A Record High 100,000 NYC Young Adults Head to Work Today for Paid Summer Jobs through City Program
By Yehudit Garmaise
A record-high 100,000 New York City young adults between the ages of 14 and 24 went to work today as part of the city’s Summer Youth Employment Program (SYEP), to make $15 an hour in a variety of jobs in hospitals, the NYPD, the Parks Department, the Department of Transportation, Google, and other public and private companies.
“If we want our young people to strive for a better city, and better lives, we have to create better opportunities,” said Mayor Eric Adams this morning at Maimonides Medical Center, which has been participating in the SYEP for the last 25 years and employed 4,000 students through the program.
Studies show, the mayor said, that young people who pursue summer employment in places that interest them often continue to pursue those careers.
One woman, for instance, who went through the program and worked in healthcare is thinking about going to medical school.
The deadline to submit applications to NYC’s SYEP, the nation’s largest youth employment program, was May 6, but Mayor Adams has secured funding to ensure the program will continue for years to come.
SYEP participants not only get plentiful chances to explore their career interests and career pathways, but the young adults will learn Mayor Adams proudly said, “financial literacy: how to build credit, how to budget, and how to fill out W-2 forms.”
Although the mayor he did not get his paychecks via direct deposit until he was an adult, 60% of the SYEP participants have done so.
“They are learning early,” said the mayor, who added that participants also will learn skills about how to interact professional in office spaces. “We are going to teach them mindfulness, self-care, how to interact in business environments.”
While working in offices, hospitals, and police departments will be eye-opening, fun, and interesting, SYEP participants also get to go on excursions beyond the four walls of offices.
“We are going to take them to Wall Street, to the UN, and to City Hall to see how we get stuff done,” the mayor said. “We are going to expose them to this entire city instead of allowing them to believe their block is the globe.

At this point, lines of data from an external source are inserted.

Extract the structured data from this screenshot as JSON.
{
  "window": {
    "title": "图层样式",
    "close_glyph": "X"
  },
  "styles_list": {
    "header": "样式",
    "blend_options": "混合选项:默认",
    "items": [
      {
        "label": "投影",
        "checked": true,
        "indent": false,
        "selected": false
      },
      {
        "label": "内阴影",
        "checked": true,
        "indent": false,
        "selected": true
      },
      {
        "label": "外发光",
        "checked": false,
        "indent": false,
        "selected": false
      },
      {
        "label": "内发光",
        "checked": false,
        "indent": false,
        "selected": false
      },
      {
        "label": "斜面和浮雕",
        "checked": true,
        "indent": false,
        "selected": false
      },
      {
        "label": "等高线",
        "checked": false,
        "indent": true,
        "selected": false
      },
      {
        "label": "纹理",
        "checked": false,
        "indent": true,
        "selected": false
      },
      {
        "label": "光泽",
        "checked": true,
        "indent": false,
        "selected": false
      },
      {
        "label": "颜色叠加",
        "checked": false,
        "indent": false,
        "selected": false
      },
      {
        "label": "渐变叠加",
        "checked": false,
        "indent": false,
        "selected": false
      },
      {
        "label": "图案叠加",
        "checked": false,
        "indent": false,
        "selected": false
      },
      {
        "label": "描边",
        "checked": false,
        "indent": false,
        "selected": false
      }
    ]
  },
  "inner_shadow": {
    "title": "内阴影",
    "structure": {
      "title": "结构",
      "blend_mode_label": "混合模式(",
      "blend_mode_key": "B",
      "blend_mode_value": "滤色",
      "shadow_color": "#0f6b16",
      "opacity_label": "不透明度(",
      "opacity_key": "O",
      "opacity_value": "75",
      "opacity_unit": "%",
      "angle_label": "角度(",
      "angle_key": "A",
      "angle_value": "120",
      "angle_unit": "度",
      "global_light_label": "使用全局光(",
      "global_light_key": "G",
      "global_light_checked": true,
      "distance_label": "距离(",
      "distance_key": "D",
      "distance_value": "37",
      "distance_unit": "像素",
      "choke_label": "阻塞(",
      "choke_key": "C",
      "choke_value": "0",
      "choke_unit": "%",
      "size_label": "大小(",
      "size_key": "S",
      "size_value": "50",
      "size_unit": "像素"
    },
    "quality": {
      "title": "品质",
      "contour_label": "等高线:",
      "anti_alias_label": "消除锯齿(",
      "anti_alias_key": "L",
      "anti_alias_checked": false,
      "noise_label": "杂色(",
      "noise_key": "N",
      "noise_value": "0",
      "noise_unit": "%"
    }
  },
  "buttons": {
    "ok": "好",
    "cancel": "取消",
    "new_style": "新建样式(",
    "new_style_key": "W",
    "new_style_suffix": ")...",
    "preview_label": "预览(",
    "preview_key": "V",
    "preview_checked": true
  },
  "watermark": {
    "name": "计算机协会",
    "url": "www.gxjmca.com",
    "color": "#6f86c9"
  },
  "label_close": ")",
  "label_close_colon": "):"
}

“The globe goes beyond what their neighborhoods show them every day.”